Redesigning Yourself

Redesigning Yourself

How we went about applying our own process to our site’s redesign.
Andee Wilcott

By mid-2017, we really wanted to redesign our website. It wasn't that our old site was bad per se, but it was a bit outdated and no longer a reflection of how we wanted to position ourselves.

Previous A+R Site

We decided that we would give ourselves the whole A+R treatment.

Now, we may have dealt with difficult clients before, but redesigning for yourself is an entirely different animal. First of all, all of our other clients' needs came first, so the biggest challenge was to accept that this process was going to take longer than we would like. In the end, time was exactly what we needed to develop a new site that focused on the kind of work we wanted to do.

The next challenge was to practice what we preached – to follow our own process. Here's how we did it:


The first step was to take a hard look at who we were and how we wanted to position ourselves. What kinds of projects brought us the most joy? What types of clients fulfilled our vision? Where did we fit in in our industry? Answering those questions gave us a roadmap for making many of the subsequent decisions.

Next, we needed to review our current assets and determine whether and how they could be leveraged into the new site. We decided to keep our logo. We evaluated our current portfolio pieces, keeping the ones that really showcased our range of talents. We reviewed all of the copy on our site and in our pitch materials to see what still worked.

The last step was to figure out our new site's architecture. This involved a lot of research and planning. What were the current trends for our industry? What would be the most effective organization of our content? How do we apply best UX/UI practices to our site? We created a site architecture map and page workflows, teeing us up to create the visual design.


The goal was to define a style for the site that we thought would engage our visitors. Designing with yourself as the client is no picnic and we were definitely our own worst critics during this phase. I relied on the site architecture’s solid foundation to keep me focused, and a great partner in Rudy to keep me grounded. Most of the layouts came together quickly. The concept was a single page design with separate portfolio pages and a blog. The sticking point, however, was the homepage hero.

The hero is the first thing visitors see. If the hero does not engage them, they are bound to leave. The first design was a dark navy background with icons depicting a small company and a large company. Under each part of our tagline was a paragraph meant to speak to the potential client and their needs. It seemed OK on desktop, but we quickly learned that it was way too busy on mobile. So, we reassessed.

For the second hero design, we displayed the tagline over a custom background video that visually demonstrated the little guy/big guy theme and additional copy placed below the video. But something still wasn’t right. It didn’t feel like A+R. It didn’t express what made us unique. So, we reassessed.

For the third design, we asked ourselves, “What kinds of projects do we enjoy most and want to do more of?” That was easy -- interactives. Everything we love about the web is encapsulated in these projects: creativity, problem solving, user engagement, creating a narrative, animation, programming. We decided to do something we hadn’t seen many other agencies do – design the hero as an interactive story, a kind of “choose your own adventure” where we could offer a customized and engaging narrative about our services.
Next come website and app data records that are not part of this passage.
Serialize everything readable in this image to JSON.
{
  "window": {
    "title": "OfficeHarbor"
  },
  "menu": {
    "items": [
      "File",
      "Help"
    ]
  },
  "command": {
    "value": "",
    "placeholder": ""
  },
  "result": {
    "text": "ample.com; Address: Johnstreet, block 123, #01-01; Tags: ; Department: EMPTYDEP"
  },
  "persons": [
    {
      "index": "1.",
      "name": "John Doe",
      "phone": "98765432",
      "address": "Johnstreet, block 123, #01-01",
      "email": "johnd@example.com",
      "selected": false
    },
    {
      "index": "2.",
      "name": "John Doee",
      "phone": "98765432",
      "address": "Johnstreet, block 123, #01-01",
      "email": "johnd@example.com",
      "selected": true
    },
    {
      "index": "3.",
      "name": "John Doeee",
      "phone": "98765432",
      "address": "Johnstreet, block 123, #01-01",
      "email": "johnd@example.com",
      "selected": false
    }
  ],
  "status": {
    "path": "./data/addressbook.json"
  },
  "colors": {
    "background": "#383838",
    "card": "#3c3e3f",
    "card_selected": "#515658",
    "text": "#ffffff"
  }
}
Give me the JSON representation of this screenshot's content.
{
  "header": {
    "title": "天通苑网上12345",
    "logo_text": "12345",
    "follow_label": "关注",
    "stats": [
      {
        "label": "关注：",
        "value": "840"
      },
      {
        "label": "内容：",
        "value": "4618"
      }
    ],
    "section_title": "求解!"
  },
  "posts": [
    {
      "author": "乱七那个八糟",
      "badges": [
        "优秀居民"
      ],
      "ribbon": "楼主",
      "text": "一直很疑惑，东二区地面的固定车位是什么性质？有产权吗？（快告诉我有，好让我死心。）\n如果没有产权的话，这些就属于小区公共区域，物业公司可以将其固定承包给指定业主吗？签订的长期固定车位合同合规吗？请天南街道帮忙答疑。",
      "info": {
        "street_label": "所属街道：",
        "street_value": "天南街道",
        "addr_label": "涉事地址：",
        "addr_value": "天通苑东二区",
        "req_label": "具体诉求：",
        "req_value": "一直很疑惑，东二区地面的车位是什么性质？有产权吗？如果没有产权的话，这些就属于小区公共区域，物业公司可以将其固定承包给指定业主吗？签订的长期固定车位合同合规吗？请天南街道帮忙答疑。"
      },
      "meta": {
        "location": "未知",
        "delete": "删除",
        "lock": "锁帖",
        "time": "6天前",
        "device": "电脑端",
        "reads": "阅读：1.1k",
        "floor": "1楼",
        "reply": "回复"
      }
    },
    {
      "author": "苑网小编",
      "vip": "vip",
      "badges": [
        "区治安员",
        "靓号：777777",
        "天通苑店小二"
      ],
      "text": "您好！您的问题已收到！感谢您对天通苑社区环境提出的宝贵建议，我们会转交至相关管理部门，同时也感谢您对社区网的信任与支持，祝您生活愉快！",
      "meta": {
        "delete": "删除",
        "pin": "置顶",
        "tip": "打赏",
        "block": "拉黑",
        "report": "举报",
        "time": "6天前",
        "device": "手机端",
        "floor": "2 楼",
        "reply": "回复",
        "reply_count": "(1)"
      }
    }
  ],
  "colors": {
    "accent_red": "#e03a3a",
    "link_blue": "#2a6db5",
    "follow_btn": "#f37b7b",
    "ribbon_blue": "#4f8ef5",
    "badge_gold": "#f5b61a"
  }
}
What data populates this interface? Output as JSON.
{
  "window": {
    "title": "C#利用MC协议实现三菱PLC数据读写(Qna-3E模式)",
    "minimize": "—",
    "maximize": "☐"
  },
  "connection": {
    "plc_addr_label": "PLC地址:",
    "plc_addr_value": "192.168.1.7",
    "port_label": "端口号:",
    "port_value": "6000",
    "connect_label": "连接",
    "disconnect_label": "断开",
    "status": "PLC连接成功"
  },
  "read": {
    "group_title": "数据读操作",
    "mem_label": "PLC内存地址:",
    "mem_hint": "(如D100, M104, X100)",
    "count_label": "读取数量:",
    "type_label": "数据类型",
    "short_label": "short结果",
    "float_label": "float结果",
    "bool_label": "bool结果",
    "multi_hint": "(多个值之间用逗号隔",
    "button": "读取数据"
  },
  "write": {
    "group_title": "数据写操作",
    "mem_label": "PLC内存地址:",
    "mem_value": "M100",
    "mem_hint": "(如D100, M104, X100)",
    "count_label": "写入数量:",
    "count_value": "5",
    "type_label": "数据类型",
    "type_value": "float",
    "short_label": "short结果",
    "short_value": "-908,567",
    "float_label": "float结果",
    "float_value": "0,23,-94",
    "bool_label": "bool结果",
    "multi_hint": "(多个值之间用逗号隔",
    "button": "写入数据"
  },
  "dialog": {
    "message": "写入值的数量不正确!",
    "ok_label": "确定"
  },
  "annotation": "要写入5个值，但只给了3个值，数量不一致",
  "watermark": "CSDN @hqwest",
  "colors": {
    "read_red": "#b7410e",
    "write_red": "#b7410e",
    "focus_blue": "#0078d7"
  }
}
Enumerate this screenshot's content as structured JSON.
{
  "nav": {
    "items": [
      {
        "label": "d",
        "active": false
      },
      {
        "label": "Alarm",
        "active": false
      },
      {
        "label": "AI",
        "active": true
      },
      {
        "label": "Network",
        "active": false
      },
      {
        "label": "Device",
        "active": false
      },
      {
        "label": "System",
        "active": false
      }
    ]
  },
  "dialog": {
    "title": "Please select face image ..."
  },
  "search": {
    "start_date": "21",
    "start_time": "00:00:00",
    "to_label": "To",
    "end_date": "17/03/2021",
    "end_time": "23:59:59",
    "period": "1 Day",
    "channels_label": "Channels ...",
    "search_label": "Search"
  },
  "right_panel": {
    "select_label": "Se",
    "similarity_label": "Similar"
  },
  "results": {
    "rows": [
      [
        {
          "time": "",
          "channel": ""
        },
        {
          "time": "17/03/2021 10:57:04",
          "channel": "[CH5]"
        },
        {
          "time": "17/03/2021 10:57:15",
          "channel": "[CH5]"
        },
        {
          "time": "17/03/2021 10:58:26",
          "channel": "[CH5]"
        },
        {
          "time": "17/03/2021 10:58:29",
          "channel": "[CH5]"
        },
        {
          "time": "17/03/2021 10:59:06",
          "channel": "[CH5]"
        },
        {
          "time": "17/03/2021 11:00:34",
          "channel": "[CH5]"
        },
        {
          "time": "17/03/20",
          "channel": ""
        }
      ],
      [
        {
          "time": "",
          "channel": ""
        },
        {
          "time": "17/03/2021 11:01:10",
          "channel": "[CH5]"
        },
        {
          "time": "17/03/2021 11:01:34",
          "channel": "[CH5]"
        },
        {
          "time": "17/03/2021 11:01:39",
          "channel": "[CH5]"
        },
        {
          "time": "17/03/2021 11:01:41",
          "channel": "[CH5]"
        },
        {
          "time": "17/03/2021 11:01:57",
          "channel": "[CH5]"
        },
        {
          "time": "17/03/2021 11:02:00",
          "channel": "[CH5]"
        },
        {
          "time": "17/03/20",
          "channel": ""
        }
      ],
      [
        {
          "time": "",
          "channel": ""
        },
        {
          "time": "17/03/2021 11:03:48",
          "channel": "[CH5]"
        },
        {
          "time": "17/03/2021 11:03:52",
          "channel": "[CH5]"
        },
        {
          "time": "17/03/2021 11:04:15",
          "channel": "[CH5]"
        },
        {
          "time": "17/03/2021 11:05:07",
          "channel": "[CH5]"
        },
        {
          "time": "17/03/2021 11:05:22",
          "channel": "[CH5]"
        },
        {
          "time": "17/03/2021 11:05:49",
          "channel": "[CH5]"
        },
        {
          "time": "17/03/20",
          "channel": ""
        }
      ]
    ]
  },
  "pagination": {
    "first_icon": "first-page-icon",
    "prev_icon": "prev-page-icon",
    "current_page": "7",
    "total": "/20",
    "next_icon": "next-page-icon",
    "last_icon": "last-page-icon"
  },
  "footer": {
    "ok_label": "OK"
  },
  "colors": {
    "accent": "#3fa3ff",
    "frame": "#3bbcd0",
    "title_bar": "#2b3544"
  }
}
That was it! We were really excited about our site again! But this was a lot of work we were signing up for – with a lot of risk attached. Would people get it? Would they find it interesting? How long would it take? We knew we had to move forward with our new plan and hope that by being true to ourselves we could create a site that both delighted and informed our visitors.

We spent time finalizing the concept and reviewed again to confirm that the user actions were accessible, purposeful, and intuitive. We created storyboards to document the intended interactive experience.

Everything was finally ready to hand over to development and production. But, that’s a story for the next post.